_Problem:_ Your response should reproduce every line of the entries that contains the word "JSON".
+-------+
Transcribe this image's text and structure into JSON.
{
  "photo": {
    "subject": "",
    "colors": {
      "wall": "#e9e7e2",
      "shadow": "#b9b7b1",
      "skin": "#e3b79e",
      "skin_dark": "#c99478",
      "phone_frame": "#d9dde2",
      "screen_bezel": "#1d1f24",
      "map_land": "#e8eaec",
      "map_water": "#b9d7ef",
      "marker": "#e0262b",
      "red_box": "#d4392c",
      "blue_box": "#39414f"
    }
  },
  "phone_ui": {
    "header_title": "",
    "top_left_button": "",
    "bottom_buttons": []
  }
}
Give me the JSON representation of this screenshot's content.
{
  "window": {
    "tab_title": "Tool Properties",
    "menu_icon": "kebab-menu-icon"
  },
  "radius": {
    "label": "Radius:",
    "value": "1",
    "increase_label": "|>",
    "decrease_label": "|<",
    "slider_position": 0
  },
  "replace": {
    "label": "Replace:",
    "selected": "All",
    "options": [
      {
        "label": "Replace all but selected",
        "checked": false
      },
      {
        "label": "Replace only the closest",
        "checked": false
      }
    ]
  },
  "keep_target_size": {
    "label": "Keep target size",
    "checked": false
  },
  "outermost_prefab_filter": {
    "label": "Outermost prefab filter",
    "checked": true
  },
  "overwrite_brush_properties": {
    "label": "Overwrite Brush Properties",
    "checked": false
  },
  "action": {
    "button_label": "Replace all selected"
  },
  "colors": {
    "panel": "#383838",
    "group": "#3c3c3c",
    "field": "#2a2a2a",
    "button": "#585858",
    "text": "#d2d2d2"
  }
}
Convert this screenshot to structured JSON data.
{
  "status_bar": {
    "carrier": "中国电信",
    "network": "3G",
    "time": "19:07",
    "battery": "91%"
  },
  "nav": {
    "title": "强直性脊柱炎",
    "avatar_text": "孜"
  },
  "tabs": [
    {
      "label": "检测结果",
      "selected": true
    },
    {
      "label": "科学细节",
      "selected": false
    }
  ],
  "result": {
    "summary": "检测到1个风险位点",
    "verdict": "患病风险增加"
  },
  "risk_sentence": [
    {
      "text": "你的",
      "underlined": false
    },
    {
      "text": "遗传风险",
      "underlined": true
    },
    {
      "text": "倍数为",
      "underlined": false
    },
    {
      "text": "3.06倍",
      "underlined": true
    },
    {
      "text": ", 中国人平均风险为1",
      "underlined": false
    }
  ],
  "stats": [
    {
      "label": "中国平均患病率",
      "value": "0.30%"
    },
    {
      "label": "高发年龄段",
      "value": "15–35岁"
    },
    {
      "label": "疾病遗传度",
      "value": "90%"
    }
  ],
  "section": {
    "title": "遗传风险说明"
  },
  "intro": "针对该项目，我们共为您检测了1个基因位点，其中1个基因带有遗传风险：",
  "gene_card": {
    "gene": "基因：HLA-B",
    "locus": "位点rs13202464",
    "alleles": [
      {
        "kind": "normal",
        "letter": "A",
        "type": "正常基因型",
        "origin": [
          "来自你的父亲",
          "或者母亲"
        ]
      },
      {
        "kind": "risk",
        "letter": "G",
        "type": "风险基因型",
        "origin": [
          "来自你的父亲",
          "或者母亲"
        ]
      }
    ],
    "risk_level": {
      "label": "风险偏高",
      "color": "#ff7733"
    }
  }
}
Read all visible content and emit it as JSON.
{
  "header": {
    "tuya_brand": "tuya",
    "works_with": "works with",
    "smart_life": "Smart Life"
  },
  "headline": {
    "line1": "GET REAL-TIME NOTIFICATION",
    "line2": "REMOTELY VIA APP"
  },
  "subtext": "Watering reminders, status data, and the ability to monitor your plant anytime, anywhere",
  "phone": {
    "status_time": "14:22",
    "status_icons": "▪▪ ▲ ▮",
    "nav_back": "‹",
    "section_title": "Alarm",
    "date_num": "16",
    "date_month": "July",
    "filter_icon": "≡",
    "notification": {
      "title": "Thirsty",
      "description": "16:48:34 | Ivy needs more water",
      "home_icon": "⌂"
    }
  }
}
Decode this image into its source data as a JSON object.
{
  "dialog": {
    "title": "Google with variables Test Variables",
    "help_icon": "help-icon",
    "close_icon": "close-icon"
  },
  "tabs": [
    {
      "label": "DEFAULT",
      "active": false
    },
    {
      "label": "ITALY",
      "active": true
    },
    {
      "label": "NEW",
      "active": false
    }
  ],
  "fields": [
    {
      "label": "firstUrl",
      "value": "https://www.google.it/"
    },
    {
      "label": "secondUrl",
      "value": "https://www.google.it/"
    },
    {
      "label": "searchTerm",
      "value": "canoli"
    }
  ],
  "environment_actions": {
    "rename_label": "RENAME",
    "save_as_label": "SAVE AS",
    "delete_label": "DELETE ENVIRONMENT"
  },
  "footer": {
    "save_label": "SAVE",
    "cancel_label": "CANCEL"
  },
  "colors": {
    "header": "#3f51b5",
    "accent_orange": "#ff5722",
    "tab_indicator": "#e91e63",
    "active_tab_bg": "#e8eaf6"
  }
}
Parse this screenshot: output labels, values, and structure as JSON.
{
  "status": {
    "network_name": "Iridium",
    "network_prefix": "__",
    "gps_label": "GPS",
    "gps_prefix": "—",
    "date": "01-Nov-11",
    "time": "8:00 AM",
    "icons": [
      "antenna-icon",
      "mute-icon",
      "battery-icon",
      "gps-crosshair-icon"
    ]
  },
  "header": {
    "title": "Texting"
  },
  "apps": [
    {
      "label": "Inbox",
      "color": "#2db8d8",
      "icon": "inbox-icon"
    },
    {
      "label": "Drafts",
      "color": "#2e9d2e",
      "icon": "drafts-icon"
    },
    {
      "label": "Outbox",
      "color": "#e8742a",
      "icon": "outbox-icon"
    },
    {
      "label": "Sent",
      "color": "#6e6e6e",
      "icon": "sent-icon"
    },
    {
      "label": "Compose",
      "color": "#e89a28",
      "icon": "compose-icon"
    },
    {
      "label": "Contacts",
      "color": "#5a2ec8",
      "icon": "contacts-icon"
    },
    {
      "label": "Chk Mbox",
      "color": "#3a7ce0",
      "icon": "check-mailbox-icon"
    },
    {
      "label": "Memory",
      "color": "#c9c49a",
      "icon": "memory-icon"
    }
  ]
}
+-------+
_Solution for this task:_
Transcribe this image's text and structure into JSON.
Give me the JSON representation of this screenshot's content.
Convert this screenshot to structured JSON data.
Read all visible content and emit it as JSON.
Decode this image into its source data as a JSON object.
Parse this screenshot: output labels, values, and structure as JSON.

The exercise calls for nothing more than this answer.